§ **Work item**
All of the entries below should be returned verbatim, apart from the pictures.

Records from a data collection
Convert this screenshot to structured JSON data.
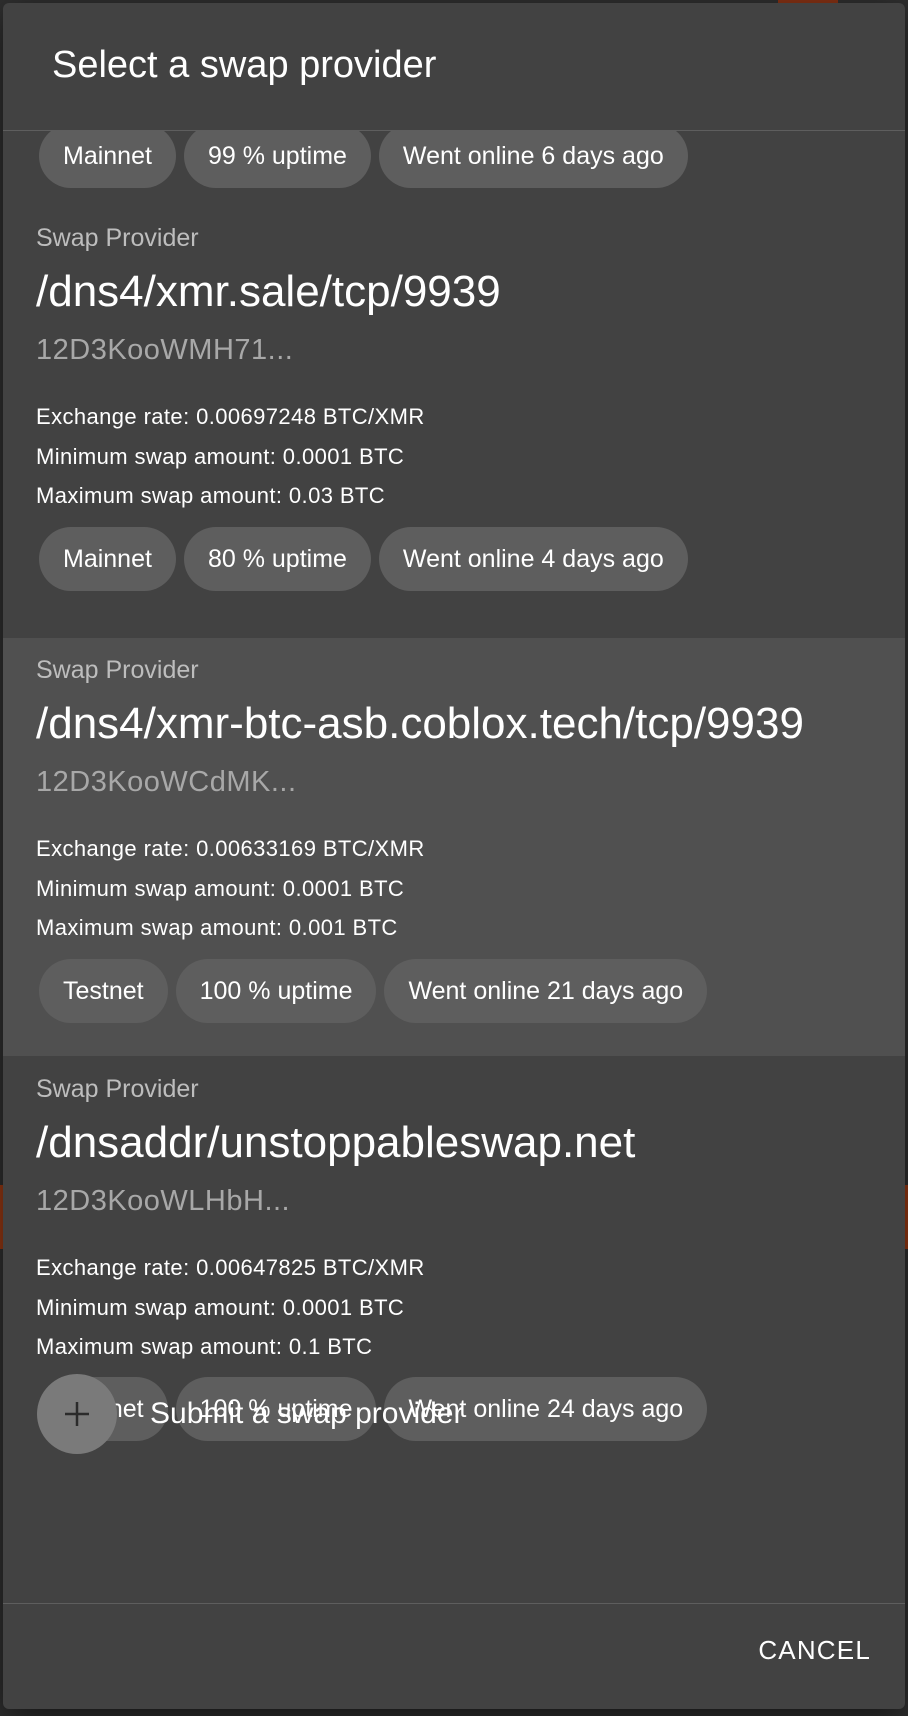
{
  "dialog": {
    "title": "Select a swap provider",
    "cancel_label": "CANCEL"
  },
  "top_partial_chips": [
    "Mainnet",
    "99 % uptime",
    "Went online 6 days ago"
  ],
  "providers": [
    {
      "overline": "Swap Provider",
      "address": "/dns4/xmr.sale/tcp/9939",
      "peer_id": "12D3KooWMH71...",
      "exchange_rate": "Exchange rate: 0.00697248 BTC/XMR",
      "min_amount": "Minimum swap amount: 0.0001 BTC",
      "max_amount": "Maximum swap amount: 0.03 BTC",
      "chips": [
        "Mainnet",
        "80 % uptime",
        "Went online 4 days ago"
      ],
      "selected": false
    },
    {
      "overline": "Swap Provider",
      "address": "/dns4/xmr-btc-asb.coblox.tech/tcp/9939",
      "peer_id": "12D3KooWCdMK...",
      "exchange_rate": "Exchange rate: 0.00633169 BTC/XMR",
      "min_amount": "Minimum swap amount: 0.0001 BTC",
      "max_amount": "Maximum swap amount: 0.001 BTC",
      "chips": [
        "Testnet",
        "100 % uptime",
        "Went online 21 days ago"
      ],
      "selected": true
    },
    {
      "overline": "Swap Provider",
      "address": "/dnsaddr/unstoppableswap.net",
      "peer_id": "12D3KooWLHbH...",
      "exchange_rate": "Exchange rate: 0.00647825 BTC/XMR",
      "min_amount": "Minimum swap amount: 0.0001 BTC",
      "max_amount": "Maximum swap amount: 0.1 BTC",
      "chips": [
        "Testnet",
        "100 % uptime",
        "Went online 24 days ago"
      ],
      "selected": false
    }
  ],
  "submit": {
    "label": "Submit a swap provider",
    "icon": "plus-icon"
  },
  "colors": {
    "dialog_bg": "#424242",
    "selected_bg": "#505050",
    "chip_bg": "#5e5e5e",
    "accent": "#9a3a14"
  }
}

§ **Completed task**
Convert this screenshot to structured JSON data.
{
  "dialog": {
    "title": "Select a swap provider",
    "cancel_label": "CANCEL"
  },
  "top_partial_chips": [
    "Mainnet",
    "99 % uptime",
    "Went online 6 days ago"
  ],
  "providers": [
    {
      "overline": "Swap Provider",
      "address": "/dns4/xmr.sale/tcp/9939",
      "peer_id": "12D3KooWMH71...",
      "exchange_rate": "Exchange rate: 0.00697248 BTC/XMR",
      "min_amount": "Minimum swap amount: 0.0001 BTC",
      "max_amount": "Maximum swap amount: 0.03 BTC",
      "chips": [
        "Mainnet",
        "80 % uptime",
        "Went online 4 days ago"
      ],
      "selected": false
    },
    {
      "overline": "Swap Provider",
      "address": "/dns4/xmr-btc-asb.coblox.tech/tcp/9939",
      "peer_id": "12D3KooWCdMK...",
      "exchange_rate": "Exchange rate: 0.00633169 BTC/XMR",
      "min_amount": "Minimum swap amount: 0.0001 BTC",
      "max_amount": "Maximum swap amount: 0.001 BTC",
      "chips": [
        "Testnet",
        "100 % uptime",
        "Went online 21 days ago"
      ],
      "selected": true
    },
    {
      "overline": "Swap Provider",
      "address": "/dnsaddr/unstoppableswap.net",
      "peer_id": "12D3KooWLHbH...",
      "exchange_rate": "Exchange rate: 0.00647825 BTC/XMR",
      "min_amount": "Minimum swap amount: 0.0001 BTC",
      "max_amount": "Maximum swap amount: 0.1 BTC",
      "chips": [
        "Testnet",
        "100 % uptime",
        "Went online 24 days ago"
      ],
      "selected": false
    }
  ],
  "submit": {
    "label": "Submit a swap provider",
    "icon": "plus-icon"
  },
  "colors": {
    "dialog_bg": "#424242",
    "selected_bg": "#505050",
    "chip_bg": "#5e5e5e",
    "accent": "#9a3a14"
  }
}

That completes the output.